I thought it would be interesting to see how a commissioned painting comes to life so I am filming the whole process and will be posting videos throughout the next couple weeks.

Monday, March 21, 2011

Still Life on a Rainy Day

The first day of spring and it feels like the depths of winter. Blustery winds wrack the old growth trees making the neighborhood a war zone with downed limbs. My poor wild yellow-bellied finches desperately cling to their sack as it twirls on its nail, spewing seeds into the large mound of shucked shells on the balcony floor. I've been meaning to sweep up the feastings for days now, but with a storm like this what would be the point?

And besides, a day like this implores me to hole up in the studio... and just paint. Sitting down to my easel was particularly liberating this afternoon. Instead of working on pieces for my 2 upcoming shows, I grappled with a relatively new genre: Still Life.

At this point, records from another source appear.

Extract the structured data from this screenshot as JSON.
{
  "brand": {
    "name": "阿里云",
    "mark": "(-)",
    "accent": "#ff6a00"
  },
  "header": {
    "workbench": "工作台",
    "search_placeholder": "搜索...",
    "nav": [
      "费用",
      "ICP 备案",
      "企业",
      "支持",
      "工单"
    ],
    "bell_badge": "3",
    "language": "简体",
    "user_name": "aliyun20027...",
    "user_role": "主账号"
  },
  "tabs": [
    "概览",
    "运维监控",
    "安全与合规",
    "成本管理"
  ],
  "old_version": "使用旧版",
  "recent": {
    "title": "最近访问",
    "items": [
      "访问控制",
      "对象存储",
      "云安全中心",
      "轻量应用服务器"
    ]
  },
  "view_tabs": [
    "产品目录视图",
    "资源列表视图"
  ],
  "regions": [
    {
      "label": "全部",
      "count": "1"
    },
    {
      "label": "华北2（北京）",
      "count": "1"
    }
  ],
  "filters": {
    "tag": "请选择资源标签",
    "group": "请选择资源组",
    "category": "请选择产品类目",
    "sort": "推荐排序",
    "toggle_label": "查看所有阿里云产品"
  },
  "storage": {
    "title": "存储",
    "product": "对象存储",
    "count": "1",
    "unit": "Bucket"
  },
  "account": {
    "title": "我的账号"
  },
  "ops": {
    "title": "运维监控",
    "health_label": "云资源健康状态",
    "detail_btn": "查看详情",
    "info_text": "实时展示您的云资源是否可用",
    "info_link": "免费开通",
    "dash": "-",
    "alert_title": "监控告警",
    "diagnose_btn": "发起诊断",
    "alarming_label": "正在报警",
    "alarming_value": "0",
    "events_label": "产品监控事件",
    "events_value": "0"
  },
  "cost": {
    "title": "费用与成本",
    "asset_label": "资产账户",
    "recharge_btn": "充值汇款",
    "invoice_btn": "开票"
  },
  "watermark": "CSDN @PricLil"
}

Using the burnt-orange raw, silk curtain from my four-poster bed and selecting a few white cosmos from their colorful bouquet, I went to work setting up the first still life in my Midtown Studio.

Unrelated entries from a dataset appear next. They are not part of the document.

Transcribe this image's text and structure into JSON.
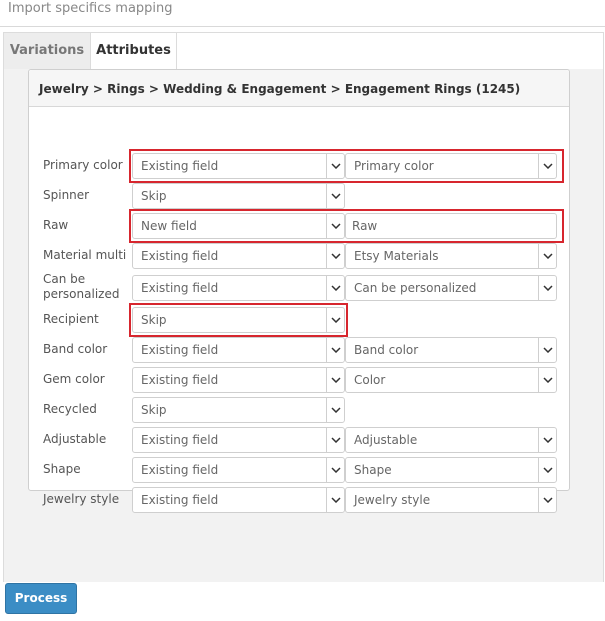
{
  "header": {
    "title": "Import specifics mapping"
  },
  "tabs": [
    {
      "label": "Variations",
      "active": false
    },
    {
      "label": "Attributes",
      "active": true
    }
  ],
  "card": {
    "category_path": "Jewelry > Rings > Wedding & Engagement > Engagement Rings (1245)"
  },
  "rows": [
    {
      "label": "Primary color",
      "mode": "Existing field",
      "target": "Primary color",
      "target_kind": "select",
      "highlighted": true
    },
    {
      "label": "Spinner",
      "mode": "Skip"
    },
    {
      "label": "Raw",
      "mode": "New field",
      "target": "Raw",
      "target_kind": "input",
      "highlighted": true
    },
    {
      "label": "Material multi",
      "mode": "Existing field",
      "target": "Etsy Materials",
      "target_kind": "select"
    },
    {
      "label": "Can be personalized",
      "mode": "Existing field",
      "target": "Can be personalized",
      "target_kind": "select"
    },
    {
      "label": "Recipient",
      "mode": "Skip",
      "highlighted": true
    },
    {
      "label": "Band color",
      "mode": "Existing field",
      "target": "Band color",
      "target_kind": "select"
    },
    {
      "label": "Gem color",
      "mode": "Existing field",
      "target": "Color",
      "target_kind": "select"
    },
    {
      "label": "Recycled",
      "mode": "Skip"
    },
    {
      "label": "Adjustable",
      "mode": "Existing field",
      "target": "Adjustable",
      "target_kind": "select"
    },
    {
      "label": "Shape",
      "mode": "Existing field",
      "target": "Shape",
      "target_kind": "select"
    },
    {
      "label": "Jewelry style",
      "mode": "Existing field",
      "target": "Jewelry style",
      "target_kind": "select"
    }
  ],
  "process_button": {
    "label": "Process"
  },
  "colors": {
    "highlight": "#d7262e",
    "button": "#3b8dc5"
  },
  "icons": {
    "dropdown": "chevron-down-icon"
  }
}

I have a bag full of new canvases tucked in the corner, but recycling an old one was a conscious decision to eliminate things from my studio. I've stacks and stacks of canvases with just a couple layers of paint. Today, my abandoned paintings feel like old clothes, dulled inspiration left colorless by years of washing. I held onto them because of the memory of how I used to feel at the moment they were relevant. But today I'm exploring new perceptions and I'm cleaning out the closet. It is the first day of spring after all.

Saturday, March 19, 2011

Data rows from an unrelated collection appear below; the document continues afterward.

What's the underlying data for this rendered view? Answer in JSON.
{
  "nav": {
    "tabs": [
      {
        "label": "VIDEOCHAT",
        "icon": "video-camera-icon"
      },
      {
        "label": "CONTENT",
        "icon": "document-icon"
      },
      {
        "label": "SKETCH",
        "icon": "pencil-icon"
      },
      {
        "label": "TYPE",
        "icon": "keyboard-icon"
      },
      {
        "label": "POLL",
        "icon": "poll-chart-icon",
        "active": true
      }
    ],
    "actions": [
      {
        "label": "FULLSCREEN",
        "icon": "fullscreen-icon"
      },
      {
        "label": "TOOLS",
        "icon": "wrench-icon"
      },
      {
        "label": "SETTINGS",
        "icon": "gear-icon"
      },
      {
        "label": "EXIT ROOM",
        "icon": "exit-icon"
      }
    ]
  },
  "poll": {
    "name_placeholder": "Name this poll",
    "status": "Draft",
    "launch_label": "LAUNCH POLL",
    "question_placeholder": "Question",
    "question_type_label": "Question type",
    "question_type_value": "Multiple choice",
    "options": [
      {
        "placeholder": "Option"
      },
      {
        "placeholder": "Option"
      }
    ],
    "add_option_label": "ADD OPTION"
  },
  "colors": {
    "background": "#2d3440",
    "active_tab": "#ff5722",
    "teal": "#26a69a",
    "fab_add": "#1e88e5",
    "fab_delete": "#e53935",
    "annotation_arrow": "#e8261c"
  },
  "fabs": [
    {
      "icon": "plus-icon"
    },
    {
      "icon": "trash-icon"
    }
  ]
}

Painting "Winter Bloom"

Back in November (2010) I started a portrait painting to demonstrate my technique for a teaching position at Sun City in Roseville. After digging through my inspirations folder, a collection of magazine clippings and photographs, I decided to paint from an image taken in a Japanese Cherry Orchard. Originally, there was very little weight, or contemporary relevance to the image. I simply found it to be beautiful with its subtle wintry colors and the softness of her person juxtaposed with the gnarled branches.

But after the first coat, the painting just sat in my studio, unfinished. I turned to other projects.... exploring some plein air landscapes, still lifes and several portrait commissions.

Then last week the earthquake in Japan devastated the country and suddenly the unfinished painting took on whole new meanings. I began to see the quiet strength in this woman sitting amongst the flowers. The wintry blues, violets and greens became an emotional entity in and of themselves. Her closed eyes  ignore the scenery and turn inward in meditation.  Even the cleaving of her cheekbone and defined jaw became a representation of her character.

The completed painting "Winter Bloom" will be unveiled in my upcoming exhibit at the Interfaith Service Bureau. A % of the proceeds of the sale of the painting will be donated to earthquake relief efforts in Japan. In the meantime you can enjoy the video of the final push towards completion.

Please join me at my reception Thursday, April 7th, 2011 to see the painting in person! For more information please visit Brooke's events.

Thursday, March 17, 2011

Painting "The Fountain"

Brooke Walker-Knoblich begins her New Orleans series with "The Fountain." In the first, 40 minutes she covers the canvas in a grisaille layer of oil paint to establish the value relationships and overall color for the painting.
Music by Bill Douglass and Paul McCandless. Recorded in Banquet Studios.

Brooke continues "The Fountain" with a second layer of flesh tones. To be continued...


Thursday, March 10, 2011

Painting in Big Sur

First painting location: pullout on HWY 1, north of Limekiln

Second painting location: Pfeiffer Cove.

Music: Bach's French Suite no. 4 BWV 815 -III: Sarabande.
Performed by Felipe Sarro.

Midtown Reception at Beatnik Gallery

When Beatnik  asked Brooke to have a solo show in their gallery, she furiously went to work to produce ten large paintings in ten weeks. The resulting series "Midtown" was joined by several paintings from Brooke Walker-Knoblich's portraits/figures body of work at the Beatnik Gallery in April, 2010.

Music by Blvd Park and Musical Charis.